Cork Oak (Quercus Cork Oak) – Definition & Detailed Explanation – Tree Types Glossary

What is a Cork Oak?

The Cork Oak, scientifically known as Quercus suber, is a species of oak tree native to the western Mediterranean region. It is a medium-sized evergreen tree that can grow up to 20-25 meters tall. The most distinctive feature of the Cork Oak is its thick, rugged bark that can be harvested for cork production.

Where does the Cork Oak tree grow?

The Cork Oak tree is primarily found in countries such as Portugal, Spain, Morocco, Algeria, Tunisia, and Italy. It thrives in hot, dry climates with well-drained soil, making it well-suited for the Mediterranean region. The tree is often found in forests alongside other Mediterranean species such as olive trees, pine trees, and eucalyptus trees.

How is cork harvested from the Cork Oak tree?

Cork harvesting is a sustainable process that involves carefully removing the outer bark of the Cork Oak tree without harming the tree itself. The first cork harvest typically occurs when the tree is around 25 years old, and subsequent harvests can take place every 9-12 years. The outer bark is carefully stripped away by skilled workers using specialized tools, leaving the inner bark intact to regenerate and produce more cork.

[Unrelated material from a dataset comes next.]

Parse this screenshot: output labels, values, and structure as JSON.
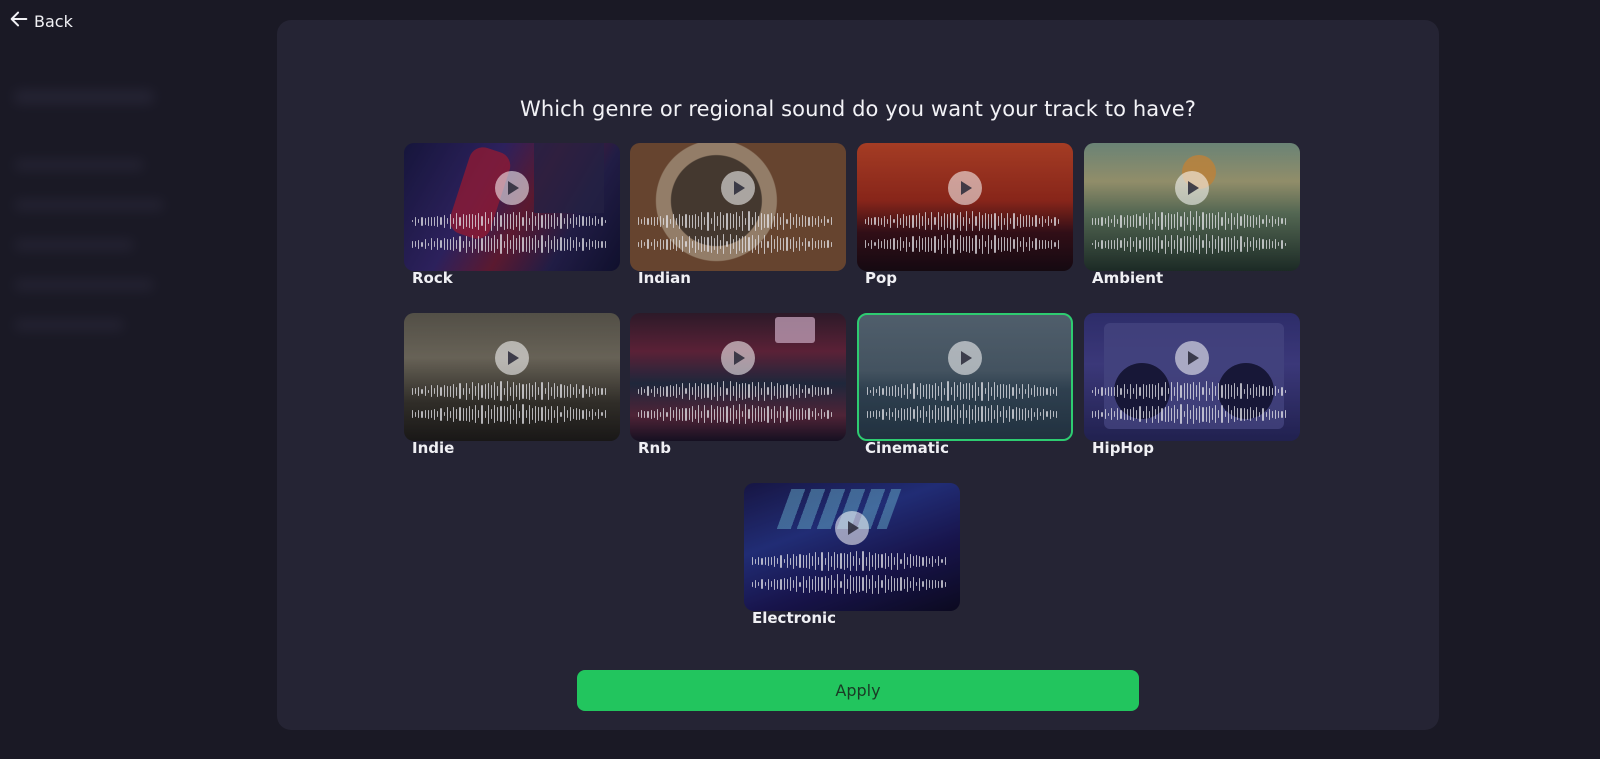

What are the uses of cork from the Cork Oak tree?

Cork is a versatile material with a wide range of uses. One of the most common uses of cork is for wine bottle stoppers, as it is lightweight, impermeable to liquids, and resistant to mold and mildew. Cork is also used in flooring, insulation, and various other industrial applications. Additionally, cork is a popular material for crafts and home decor items such as coasters, trivets, and bulletin boards.

How is the Cork Oak tree important for the environment?

The Cork Oak tree plays a crucial role in the ecosystem of the Mediterranean region. Its dense canopy provides shade and shelter for a variety of plant and animal species, contributing to biodiversity. The tree’s deep root system helps prevent soil erosion and improves water retention in arid environments. Additionally, Cork Oak forests act as carbon sinks, absorbing and storing carbon dioxide from the atmosphere.

What are the threats to the Cork Oak tree population?

Despite its ecological importance, the Cork Oak tree faces several threats to its population. One of the main threats is habitat loss due to deforestation and land conversion for agriculture or urban development. Climate change also poses a risk to Cork Oak forests, as rising temperatures and changing precipitation patterns can impact the tree’s growth and survival. Additionally, pests and diseases such as the oak processionary moth and Phytophthora cinnamomi can weaken and kill Cork Oak trees, further endangering their population. Conservation efforts are essential to protect and preserve the Cork Oak tree for future generations.